→ **Description of the task**: Copy out each line of the material in which the word "data" can be found.
···
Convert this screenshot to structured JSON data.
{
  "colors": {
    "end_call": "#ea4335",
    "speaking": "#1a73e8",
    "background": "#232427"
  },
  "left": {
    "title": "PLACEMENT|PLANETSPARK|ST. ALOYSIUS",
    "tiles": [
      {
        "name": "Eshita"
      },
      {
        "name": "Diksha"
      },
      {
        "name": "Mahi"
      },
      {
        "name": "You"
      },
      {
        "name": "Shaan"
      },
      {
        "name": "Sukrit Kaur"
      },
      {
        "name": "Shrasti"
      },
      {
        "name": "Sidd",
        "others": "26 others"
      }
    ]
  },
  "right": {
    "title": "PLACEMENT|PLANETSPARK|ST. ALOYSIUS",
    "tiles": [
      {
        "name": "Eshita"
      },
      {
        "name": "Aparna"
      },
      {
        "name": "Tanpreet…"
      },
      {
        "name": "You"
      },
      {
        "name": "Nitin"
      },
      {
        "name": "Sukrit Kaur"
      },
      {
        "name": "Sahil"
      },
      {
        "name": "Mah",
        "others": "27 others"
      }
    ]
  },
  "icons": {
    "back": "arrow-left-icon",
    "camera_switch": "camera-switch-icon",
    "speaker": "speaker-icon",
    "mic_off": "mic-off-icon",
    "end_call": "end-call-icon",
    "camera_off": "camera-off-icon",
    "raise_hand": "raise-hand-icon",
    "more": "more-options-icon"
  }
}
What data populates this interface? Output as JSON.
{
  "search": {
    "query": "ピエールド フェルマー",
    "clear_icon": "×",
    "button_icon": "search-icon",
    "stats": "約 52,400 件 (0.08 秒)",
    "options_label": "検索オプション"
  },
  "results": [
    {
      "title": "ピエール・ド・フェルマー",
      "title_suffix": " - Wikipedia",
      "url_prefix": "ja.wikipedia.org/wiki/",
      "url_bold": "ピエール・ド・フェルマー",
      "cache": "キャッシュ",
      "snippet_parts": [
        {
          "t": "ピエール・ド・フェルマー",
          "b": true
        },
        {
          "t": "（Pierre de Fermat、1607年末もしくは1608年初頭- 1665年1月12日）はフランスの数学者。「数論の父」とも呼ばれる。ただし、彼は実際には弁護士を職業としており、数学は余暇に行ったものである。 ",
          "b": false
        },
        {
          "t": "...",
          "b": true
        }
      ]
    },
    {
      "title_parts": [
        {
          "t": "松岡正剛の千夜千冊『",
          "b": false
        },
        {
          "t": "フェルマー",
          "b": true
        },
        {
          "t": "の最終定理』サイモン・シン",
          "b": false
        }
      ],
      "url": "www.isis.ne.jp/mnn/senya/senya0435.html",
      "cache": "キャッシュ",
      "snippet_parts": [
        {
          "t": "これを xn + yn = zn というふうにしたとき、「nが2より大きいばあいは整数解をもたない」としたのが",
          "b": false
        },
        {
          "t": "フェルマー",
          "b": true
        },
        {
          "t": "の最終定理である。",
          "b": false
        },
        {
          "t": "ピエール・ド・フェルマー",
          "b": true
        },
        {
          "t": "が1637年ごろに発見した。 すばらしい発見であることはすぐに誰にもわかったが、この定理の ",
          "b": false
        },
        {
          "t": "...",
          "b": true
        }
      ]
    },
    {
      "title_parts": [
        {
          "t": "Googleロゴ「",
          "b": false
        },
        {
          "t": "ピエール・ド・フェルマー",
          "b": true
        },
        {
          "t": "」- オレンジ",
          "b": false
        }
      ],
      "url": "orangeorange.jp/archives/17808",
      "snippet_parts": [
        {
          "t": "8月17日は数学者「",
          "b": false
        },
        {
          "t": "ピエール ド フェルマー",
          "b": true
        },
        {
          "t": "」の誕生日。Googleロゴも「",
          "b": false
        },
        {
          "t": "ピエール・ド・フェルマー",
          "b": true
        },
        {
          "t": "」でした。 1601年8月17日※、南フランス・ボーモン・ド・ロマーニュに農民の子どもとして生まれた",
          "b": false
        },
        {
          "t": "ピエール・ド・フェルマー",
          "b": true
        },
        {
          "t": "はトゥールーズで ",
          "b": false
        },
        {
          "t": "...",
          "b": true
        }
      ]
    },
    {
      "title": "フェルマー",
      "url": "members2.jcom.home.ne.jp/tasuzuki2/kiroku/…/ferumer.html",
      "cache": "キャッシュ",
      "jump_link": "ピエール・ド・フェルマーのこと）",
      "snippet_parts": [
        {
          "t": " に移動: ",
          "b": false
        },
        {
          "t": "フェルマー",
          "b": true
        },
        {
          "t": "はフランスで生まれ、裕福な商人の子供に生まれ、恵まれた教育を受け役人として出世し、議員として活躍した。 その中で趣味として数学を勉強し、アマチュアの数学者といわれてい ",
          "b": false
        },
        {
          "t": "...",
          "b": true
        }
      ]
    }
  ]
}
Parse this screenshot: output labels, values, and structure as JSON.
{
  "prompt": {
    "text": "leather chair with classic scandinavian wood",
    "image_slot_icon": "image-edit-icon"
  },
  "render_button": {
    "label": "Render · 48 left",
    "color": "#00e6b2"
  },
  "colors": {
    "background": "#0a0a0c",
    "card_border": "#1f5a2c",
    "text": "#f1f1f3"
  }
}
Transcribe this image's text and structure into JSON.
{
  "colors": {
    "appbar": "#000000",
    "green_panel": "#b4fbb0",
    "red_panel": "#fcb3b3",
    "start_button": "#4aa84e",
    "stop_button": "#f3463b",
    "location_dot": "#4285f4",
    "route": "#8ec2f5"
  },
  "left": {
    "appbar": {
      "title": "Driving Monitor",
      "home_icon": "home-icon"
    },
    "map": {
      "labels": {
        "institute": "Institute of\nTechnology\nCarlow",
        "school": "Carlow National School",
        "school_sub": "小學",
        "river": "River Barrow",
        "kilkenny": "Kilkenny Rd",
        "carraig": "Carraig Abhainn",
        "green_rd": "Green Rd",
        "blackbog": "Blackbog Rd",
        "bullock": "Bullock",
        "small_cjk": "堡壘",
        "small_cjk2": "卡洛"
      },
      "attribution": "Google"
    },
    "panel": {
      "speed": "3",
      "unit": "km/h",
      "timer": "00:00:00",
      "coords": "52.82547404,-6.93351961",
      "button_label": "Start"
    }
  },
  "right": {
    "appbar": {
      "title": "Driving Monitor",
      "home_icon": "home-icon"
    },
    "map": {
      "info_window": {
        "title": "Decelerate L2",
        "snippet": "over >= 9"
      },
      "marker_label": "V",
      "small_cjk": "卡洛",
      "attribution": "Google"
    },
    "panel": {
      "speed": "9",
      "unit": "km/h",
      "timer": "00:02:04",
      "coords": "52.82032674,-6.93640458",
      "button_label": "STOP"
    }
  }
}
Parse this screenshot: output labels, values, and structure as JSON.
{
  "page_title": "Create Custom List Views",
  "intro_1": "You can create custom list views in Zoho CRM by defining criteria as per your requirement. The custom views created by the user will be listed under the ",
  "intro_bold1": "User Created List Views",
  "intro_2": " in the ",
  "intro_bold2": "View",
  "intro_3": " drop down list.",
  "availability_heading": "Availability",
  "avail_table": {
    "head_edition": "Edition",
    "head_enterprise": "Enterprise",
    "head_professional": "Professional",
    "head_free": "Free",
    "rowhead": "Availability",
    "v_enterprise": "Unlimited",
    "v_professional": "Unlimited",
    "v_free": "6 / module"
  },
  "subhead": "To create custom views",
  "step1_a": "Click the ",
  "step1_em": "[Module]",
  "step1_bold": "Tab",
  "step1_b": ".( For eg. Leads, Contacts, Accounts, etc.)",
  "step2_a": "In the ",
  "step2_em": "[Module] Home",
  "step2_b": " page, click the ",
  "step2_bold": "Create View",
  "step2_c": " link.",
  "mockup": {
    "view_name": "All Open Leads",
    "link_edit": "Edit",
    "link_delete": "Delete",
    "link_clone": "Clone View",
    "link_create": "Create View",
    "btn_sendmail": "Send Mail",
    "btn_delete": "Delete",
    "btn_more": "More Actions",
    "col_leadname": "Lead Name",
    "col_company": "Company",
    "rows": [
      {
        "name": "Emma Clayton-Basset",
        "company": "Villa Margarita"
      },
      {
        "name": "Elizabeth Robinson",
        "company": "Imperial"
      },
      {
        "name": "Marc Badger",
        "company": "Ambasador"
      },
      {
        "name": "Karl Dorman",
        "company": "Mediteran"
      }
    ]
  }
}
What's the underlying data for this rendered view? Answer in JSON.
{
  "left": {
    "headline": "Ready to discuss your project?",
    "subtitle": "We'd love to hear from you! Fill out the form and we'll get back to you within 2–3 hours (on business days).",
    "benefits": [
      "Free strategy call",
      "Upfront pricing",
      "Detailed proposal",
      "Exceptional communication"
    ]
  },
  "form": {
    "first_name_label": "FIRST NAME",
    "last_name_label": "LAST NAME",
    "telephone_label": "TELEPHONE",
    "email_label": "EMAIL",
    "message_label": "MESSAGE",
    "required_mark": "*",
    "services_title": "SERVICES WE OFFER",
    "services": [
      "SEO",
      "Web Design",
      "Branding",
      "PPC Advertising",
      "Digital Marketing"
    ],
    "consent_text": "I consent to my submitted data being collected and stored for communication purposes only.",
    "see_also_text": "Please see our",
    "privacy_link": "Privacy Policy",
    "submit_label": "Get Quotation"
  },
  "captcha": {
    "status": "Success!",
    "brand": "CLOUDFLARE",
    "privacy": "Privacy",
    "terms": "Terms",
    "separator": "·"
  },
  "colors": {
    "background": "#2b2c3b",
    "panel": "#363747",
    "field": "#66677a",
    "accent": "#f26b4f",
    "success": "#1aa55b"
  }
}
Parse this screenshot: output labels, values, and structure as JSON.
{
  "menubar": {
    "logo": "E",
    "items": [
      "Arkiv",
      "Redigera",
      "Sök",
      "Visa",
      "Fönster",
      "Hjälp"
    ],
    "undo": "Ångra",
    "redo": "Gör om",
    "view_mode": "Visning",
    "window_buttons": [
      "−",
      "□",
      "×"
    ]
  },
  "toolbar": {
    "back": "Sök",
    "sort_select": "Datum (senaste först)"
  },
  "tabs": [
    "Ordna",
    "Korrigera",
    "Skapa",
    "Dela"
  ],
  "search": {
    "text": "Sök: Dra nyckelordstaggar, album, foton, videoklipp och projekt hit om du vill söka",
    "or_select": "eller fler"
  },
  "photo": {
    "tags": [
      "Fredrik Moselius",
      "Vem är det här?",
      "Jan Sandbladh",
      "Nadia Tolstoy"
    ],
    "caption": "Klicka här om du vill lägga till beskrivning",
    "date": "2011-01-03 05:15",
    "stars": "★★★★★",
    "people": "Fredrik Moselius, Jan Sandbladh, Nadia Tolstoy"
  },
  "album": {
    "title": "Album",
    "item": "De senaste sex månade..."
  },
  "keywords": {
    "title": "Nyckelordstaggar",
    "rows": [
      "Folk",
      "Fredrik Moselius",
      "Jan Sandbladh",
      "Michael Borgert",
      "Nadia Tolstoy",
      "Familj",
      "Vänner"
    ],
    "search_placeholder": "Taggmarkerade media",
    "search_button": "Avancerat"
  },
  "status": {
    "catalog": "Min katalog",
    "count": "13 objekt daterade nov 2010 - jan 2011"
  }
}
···
→ **Answer area**:
Convert this screenshot to structured JSON data.
What data populates this interface? Output as JSON.
What's the underlying data for this rendered view? Answer in JSON.
    "consent_text": "I consent to my submitted data being collected and stored for communication purposes only.",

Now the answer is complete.